    9. What you will do is create a new branch of your project from that point. You can think of a branch as like the branch of a tree, or perhaps better, a branch of a river that eventually merges back to the source

      What I really wish Git had was an actual visual of all the individual files in the main branch and all other branches, showing when and where they merge. That I think would be helpful to see the progress of the project for me.

    1. What this work did was help me balance the scales, help me move between close and far, macro and micro, print and print trade, give me confidence to make strong statements.

      I like that he touches on the value of using both micro and macro to create the strongest statement possible.

    2. History writing is concise, precise, and selective: not telling your reader everything you know is central to how we present interpretations of the past

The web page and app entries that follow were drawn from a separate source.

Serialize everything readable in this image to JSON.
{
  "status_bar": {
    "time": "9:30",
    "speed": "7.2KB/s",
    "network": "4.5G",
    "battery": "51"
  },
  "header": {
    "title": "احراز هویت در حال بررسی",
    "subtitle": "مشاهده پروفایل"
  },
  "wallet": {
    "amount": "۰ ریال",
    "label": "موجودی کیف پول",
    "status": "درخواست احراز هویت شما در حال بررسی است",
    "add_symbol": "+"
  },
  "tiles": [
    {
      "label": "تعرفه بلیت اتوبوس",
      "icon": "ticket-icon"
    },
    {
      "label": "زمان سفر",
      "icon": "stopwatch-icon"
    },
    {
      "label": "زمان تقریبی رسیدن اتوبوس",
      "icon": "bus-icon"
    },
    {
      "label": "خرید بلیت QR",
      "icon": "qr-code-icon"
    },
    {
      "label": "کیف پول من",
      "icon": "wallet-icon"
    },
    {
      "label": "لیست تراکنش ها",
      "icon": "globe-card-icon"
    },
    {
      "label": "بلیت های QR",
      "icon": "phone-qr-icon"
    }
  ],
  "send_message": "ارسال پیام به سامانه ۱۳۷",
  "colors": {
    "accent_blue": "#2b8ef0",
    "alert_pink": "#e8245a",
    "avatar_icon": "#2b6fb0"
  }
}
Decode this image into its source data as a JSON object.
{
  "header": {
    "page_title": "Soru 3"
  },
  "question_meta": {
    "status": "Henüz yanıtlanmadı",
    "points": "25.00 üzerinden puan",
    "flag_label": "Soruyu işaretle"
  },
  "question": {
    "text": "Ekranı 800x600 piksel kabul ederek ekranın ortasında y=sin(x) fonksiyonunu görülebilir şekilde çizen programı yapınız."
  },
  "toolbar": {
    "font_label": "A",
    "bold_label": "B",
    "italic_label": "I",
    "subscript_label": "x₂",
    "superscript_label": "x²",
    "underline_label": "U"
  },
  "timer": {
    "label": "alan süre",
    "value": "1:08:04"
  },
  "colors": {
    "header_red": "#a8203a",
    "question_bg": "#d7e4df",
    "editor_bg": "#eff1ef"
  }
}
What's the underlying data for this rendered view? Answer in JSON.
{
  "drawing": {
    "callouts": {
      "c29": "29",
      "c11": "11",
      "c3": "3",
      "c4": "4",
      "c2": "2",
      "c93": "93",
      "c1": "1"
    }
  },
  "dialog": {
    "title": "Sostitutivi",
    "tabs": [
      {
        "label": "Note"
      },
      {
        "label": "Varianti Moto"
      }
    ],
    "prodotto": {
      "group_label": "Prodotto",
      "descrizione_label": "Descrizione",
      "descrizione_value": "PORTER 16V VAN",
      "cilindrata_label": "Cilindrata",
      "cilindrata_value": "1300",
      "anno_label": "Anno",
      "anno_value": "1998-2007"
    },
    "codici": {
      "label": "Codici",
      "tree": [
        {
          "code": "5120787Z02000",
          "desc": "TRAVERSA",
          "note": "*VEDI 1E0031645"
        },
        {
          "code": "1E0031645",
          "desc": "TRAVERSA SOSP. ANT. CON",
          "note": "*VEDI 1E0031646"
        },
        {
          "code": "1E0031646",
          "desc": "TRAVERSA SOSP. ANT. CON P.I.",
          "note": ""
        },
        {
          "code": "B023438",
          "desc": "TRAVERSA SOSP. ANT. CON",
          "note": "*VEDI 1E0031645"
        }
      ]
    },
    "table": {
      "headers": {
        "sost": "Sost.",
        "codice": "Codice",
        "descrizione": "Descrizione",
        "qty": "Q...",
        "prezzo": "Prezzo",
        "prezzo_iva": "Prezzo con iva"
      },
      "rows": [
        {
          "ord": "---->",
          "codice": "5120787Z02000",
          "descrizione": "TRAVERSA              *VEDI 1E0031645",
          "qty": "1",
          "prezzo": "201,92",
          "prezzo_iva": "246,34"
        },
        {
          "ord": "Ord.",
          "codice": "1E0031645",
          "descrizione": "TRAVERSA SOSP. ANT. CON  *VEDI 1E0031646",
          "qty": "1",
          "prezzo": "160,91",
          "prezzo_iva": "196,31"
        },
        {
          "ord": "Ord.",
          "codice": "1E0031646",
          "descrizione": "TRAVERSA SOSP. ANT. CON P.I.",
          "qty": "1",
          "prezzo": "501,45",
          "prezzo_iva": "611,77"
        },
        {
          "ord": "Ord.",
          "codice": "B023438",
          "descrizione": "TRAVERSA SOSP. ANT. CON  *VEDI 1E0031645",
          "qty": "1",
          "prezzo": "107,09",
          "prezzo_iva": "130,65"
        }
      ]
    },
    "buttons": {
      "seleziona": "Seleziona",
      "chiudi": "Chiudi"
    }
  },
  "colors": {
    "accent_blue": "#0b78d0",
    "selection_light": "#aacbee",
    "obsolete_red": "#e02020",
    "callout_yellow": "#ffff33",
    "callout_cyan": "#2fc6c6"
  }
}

      This is a major problem to me for how digital history could be represented incorrectly either by fault or on purpose. Large data sets being broken down into easily understood snipits can lead to biases.

    1. the importance that his undergraduate philosophy major has had for his career as a neuroscientist —

      I find that working towards a minor in history I have already benefited in my major in Computer Science. Not only has it help with reasoning but it also helped with communication skills (A skill that I feel like is missing from my field sometimes).

    2. But can you imagine a ‘public literary criticism’?”

      This is very fascinating to me

    3. The study of literature, history, art, philosophy, and other forms of culture has been justly lauded by those whose business it is to teach those fields as a key means of providing students with a rich set of interpretive, critical, and ethical skills with which they can engage the world around them.

      I think this is very true. Oftentimes arts students are overlooked because all we do is "write essays" and read but at the end of the day: it is a skill set. Being able to communicate your thoughts in an effective manner is not something every major seeks to teach their students.

    1. Here is a bigger version of the 1808 map without stationers.

      As an Archeologist it is very interesting to create visual display from data sets on a mass scale which could be useful for predicting where artifacts or ruins could be uncovered.

    1. This is the goal of the macroscope: to highlight immediately what often requires careful thought and calculation, sometimes more than is possible for a single person

      I see a problem arising where data (which always has the risk of being misinterpreted or misrepresented) can be used incorrectly on a much larger scale.

    2. mired in evidence or lost in the noise

      Creating historians who are skilled in both Macro and Micro history is very useful and seems to me like the future of history.

    1. The value of our work is too wrapped up in the scarcity of sources themselves, rather than just the narratives that we weave with them.

      This is something that has always struck me as odd- a lot of important history- or the things people deem important- is based on very few sources, which makes the rarity of it all something of an appeal readers and other researchers, it adds a challenge. Would we lose this effect if too much information ( if there is such a thing) occurred was made available?

    1. I have contributed to more than 30 digital projects

      Clearly a person who is open to digital humanities.

    1. permanent URI’s on their cache of scanned source materia

      We have to be careful assuming URI's are permanent, as people remove/take things down for various reasons. When something is hosted it cost money to keep it accessible and over time it might be removed to save on cost!

    1. Shawville Equity

      I am sure this will be an exciting read... being from the Ottawa region it will be fun studying something close to home.

    1. What is pernicious about this French vs. Python or Japanese vs. Ruby conversation is that it is based on a false equivalency hinging upon the slipperiness of a shared word: language

      Personally, I don't agree with considering Python or Ruby "languages" per se... As they are what I consider code. I have some knowledge of Python, albeit very minimal, but I still would not consider it a language such as Japanese.